-- TASK TO COMPLETE --
Please figure out how many lines in the material contain "label", and give only that number.

-- DATA RECORDS --

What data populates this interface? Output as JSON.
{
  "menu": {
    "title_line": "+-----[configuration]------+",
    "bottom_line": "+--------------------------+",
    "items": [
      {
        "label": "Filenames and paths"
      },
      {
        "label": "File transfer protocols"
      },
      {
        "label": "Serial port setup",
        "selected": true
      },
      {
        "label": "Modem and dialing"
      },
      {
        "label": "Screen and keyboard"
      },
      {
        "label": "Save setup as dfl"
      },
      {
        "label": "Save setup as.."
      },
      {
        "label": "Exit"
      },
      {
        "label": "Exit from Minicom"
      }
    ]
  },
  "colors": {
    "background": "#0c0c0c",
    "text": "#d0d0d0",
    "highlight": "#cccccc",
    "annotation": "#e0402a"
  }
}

-- ANSWER FOR THE TASK --
9